And indeed I suspect that this will be the only occasion he stands in a dock.
Posted by Paul McConville
Criminal Procedure (Scotland) Act 1995
155 Punishment of witness for contempt.
(1) If a witness in a summary prosecution—
(a) wilfully fails to attend after being duly cited; or
(b) unlawfully refuses to be sworn; or
(c) after the oath has been administered to him refuses to answer any question which the court may allow; or
(d) prevaricates in his evidence,
he shall be deemed guilty of contempt of court and be liable to be summarily punished forthwith for such contempt by a fine not exceeding level 3 on the standard scale or by imprisonment for any period not exceeding 21 days.
156 Apprehension of witness.
(1) In any summary proceedings, the court may, on the application of any of the parties, issue a warrant for the apprehension of a witness if subsection (2) or (3) below applies in relation to the witness.
(2) This subsection applies if the witness, having been duly cited to any diet in the proceedings, deliberately and obstructively fails to appear at the diet.
(4) For the purposes of subsection (2) above, a witness who, having been duly cited to any diet, fails to appear at the diet is to be presumed, in the absence of any evidence to the contrary, to have so failed deliberately and obstructively.
(7) A warrant issued under this section in the form mentioned in subsection (6) above shall imply warrant to officers of law—
(a) to search for and apprehend the witness in respect of whom it is issued;
(b) to bring the witness before the court;
(c) in the meantime, to detain the witness in a police station, police cell or other convenient place; and
(d) so far as necessary for the execution of the warrant, to break open shut and lockfast places.
(9) Section 135(3) of this Act makes provision as to bringing before the court a person apprehended under a warrant issued under this section.
156A Orders in respect of witnesses apprehended under section 156
(1) Where a witness is brought before the court in pursuance of a warrant issued under section 156 of this Act, the court shall, after giving the parties and the witness an opportunity to be heard, make an order—
(a) detaining the witness until the conclusion of the diet at which the witness is to give evidence;
(b) releasing the witness on bail; or
(c) liberating the witness.
(2) The court may make an order under subsection (1)(a) or (b) above only if it is satisfied that—

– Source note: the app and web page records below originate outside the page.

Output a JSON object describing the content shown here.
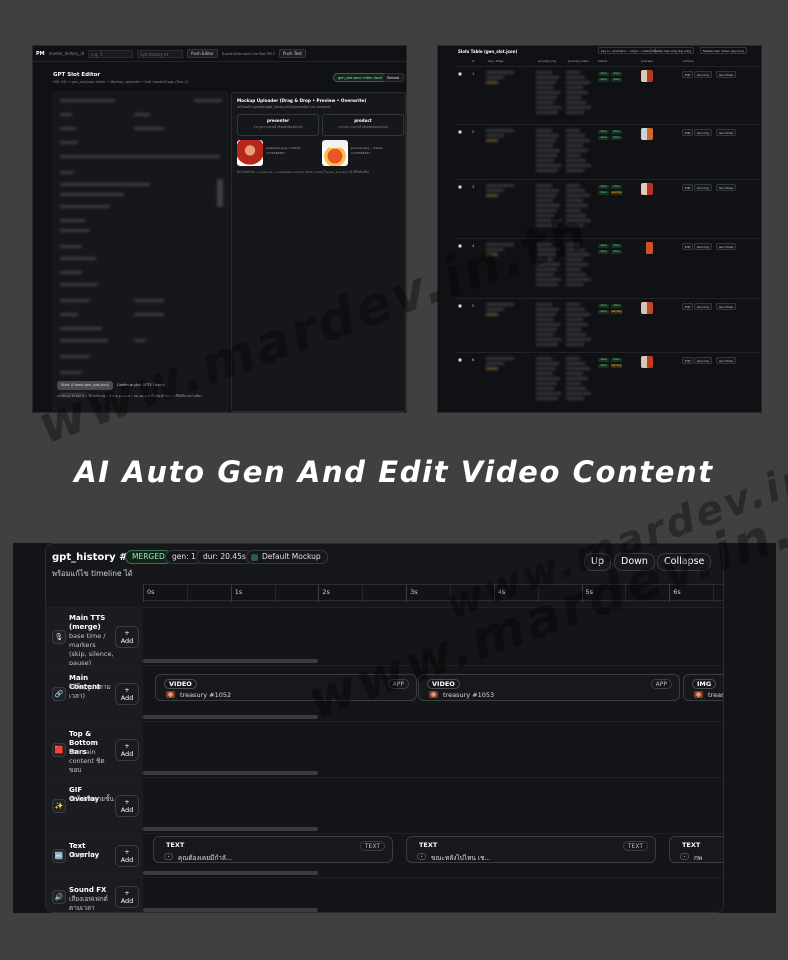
{
  "heading": "AI Auto Gen And Edit Video Content",
  "watermark": "www.mardev.in.th",
  "slot_editor": {
    "logo": "PM",
    "branch": "master_history_id",
    "search_placeholder": "e.g. 3",
    "history_placeholder": "Gpt History Id",
    "push_editor": "Push Editor",
    "guard_label": "Guard:Write back the Part PM 2",
    "push_text": "Push Text",
    "title": "GPT Slot Editor",
    "subtitle": "HID 441 • gen_slot.json editor • Mockup uploader • Anti handoff logs (Part 2)",
    "lock_pill": "gen_slot.json: mtim (locked)",
    "reload": "Reload",
    "uploader_title": "Mockup Uploader (Drag & Drop • Preview • Overwrite)",
    "uploader_sub": "อัปโหลดไป uploads/gpt_history/441/presenter/ และ product/",
    "slots": [
      {
        "name": "presenter",
        "desc": "ลากรูปมาวางตรงนี้ หรือคลิกเพื่อเลือกไฟล์",
        "file": "presenter.png • mtime",
        "ts": "1772328767"
      },
      {
        "name": "product",
        "desc": "ลากรูปมาวางตรงนี้ หรือคลิกเพื่อเลือกไฟล์",
        "file": "product.png • mtime",
        "ts": "1772328767"
      }
    ],
    "uploader_foot": "ทิป:โหลดใหม่ • overwrite • invalidate runtime (UAS) cache ใน gen_slot.json (ถ้ามีให้ดับเบิ้ล)",
    "start_button": "Start (Create gen_slot.json)",
    "continue_label": "Continue (Ask GPT2 Found)",
    "footnote": "Continue ไป Part 2 • ให้ GPT2 ต่อ • ทำงาน product • ลด handoff ที่ไม่ต้องมี Part 2 (ที่ใช้เป็น GPT เสริม)"
  },
  "slots_table": {
    "title": "Slots Table (gen_slot.json)",
    "tools": [
      "key k • prompt k • img k • video k",
      "Master Gen Img (bg only)",
      "Master Gen Video (bg only)"
    ],
    "columns": [
      "#",
      "key / flags",
      "prompt_img",
      "prompt_video",
      "status",
      "preview",
      "actions"
    ],
    "rows": [
      {
        "n": "1",
        "statuses": [
          [
            "done",
            "done"
          ],
          [
            "done",
            "done"
          ]
        ],
        "actions": [
          "Edit",
          "Gen Img",
          "Gen Video"
        ]
      },
      {
        "n": "2",
        "statuses": [
          [
            "done",
            "done"
          ],
          [
            "done",
            "done"
          ]
        ],
        "actions": [
          "Edit",
          "Gen Img",
          "Gen Video"
        ]
      },
      {
        "n": "3",
        "statuses": [
          [
            "done",
            "done"
          ],
          [
            "done",
            "pending"
          ]
        ],
        "actions": [
          "Edit",
          "Gen Img",
          "Gen Video"
        ]
      },
      {
        "n": "4",
        "statuses": [
          [
            "done",
            "done"
          ],
          [
            "done",
            "done"
          ]
        ],
        "actions": [
          "Edit",
          "Gen Img",
          "Gen Video"
        ]
      },
      {
        "n": "5",
        "statuses": [
          [
            "done",
            "done"
          ],
          [
            "done",
            "pending"
          ]
        ],
        "actions": [
          "Edit",
          "Gen Img",
          "Gen Video"
        ]
      },
      {
        "n": "6",
        "statuses": [
          [
            "done",
            "done"
          ],
          [
            "done",
            "pending"
          ]
        ],
        "actions": [
          "Edit",
          "Gen Img",
          "Gen Video"
        ]
      }
    ]
  },
  "timeline": {
    "title": "gpt_history #441",
    "badge": "MERGED",
    "gen": "gen: 1",
    "dur": "dur: 20.45s",
    "mockup": "Default Mockup",
    "subtitle": "พร้อมแก้ไข timeline ได้",
    "buttons": {
      "up": "Up",
      "down": "Down",
      "collapse": "Collapse"
    },
    "ticks": [
      "0s",
      "1s",
      "2s",
      "3s",
      "4s",
      "5s",
      "6s"
    ],
    "add_label": "+\nAdd",
    "tracks": [
      {
        "icon": "🎙",
        "title": "Main TTS (merge)",
        "desc": "base time / markers (skip, silence, pause)"
      },
      {
        "icon": "🔗",
        "title": "Main Content",
        "desc": "วิดีโอ/รูป (ตามเวลา)"
      },
      {
        "icon": "🟥",
        "title": "Top & Bottom Bars",
        "desc": "ทับ main content ชิดขอบ"
      },
      {
        "icon": "✨",
        "title": "GIF Overlay",
        "desc": "ทับไฟล์หลายชั้น"
      },
      {
        "icon": "🔤",
        "title": "Text Overlay",
        "desc": "บนสุด"
      },
      {
        "icon": "🔊",
        "title": "Sound FX",
        "desc": "เสียงเอฟเฟกต์ ตามเวลา"
      }
    ],
    "content_clips": [
      {
        "tag": "VIDEO",
        "kind": "APP",
        "name": "treasury #1052"
      },
      {
        "tag": "VIDEO",
        "kind": "APP",
        "name": "treasury #1053"
      },
      {
        "tag": "IMG",
        "kind": "",
        "name": "treas"
      }
    ],
    "text_clips": [
      {
        "tag": "TEXT",
        "kind": "TEXT",
        "name": "คุณต้องเคยมีกำลั..."
      },
      {
        "tag": "TEXT",
        "kind": "TEXT",
        "name": "ขณะหลังไปไหน เช..."
      },
      {
        "tag": "TEXT",
        "kind": "",
        "name": "กพ"
      }
    ]
  },
  "colors": {
    "accent_green": "#9ee6b4",
    "pending": "#f3c04d",
    "bg": "#404040"
  }
}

(a) the order is necessary with a view to securing that the witness appears at the diet at which the witness is to give evidence; and
(b) it is appropriate in all the circumstances to make the order.
(3) Whenever the court makes an order under subsection (1) above, it shall state the reasons for the terms of the order.
(4) Subsection (1) above is without prejudice to any power of the court to—
(a) make a finding of contempt of court in respect of any failure of a witness to appear at a diet to which he has been duly cited; and
(b) dispose of the case accordingly.
(6) On making an order under subsection (1)(b) above in respect of a witness, the court shall impose such conditions as it considers necessary with a view to securing that the witness appears at the diet at which he is to give evidence.
(7) However, the court may not impose as such a condition a requirement that the witness or a cautioner on his behalf deposit a sum of money in court.
135 Warrants of apprehension and search.
(3) A person apprehended under a warrant or by virtue of power under any enactment or rule of law shall wherever practicable (if not liberated under section 22(1B)(a) of this Act) be brought before a court competent to deal with the case not later than in the course of the first day on which the court is sitting after he is taken into custody.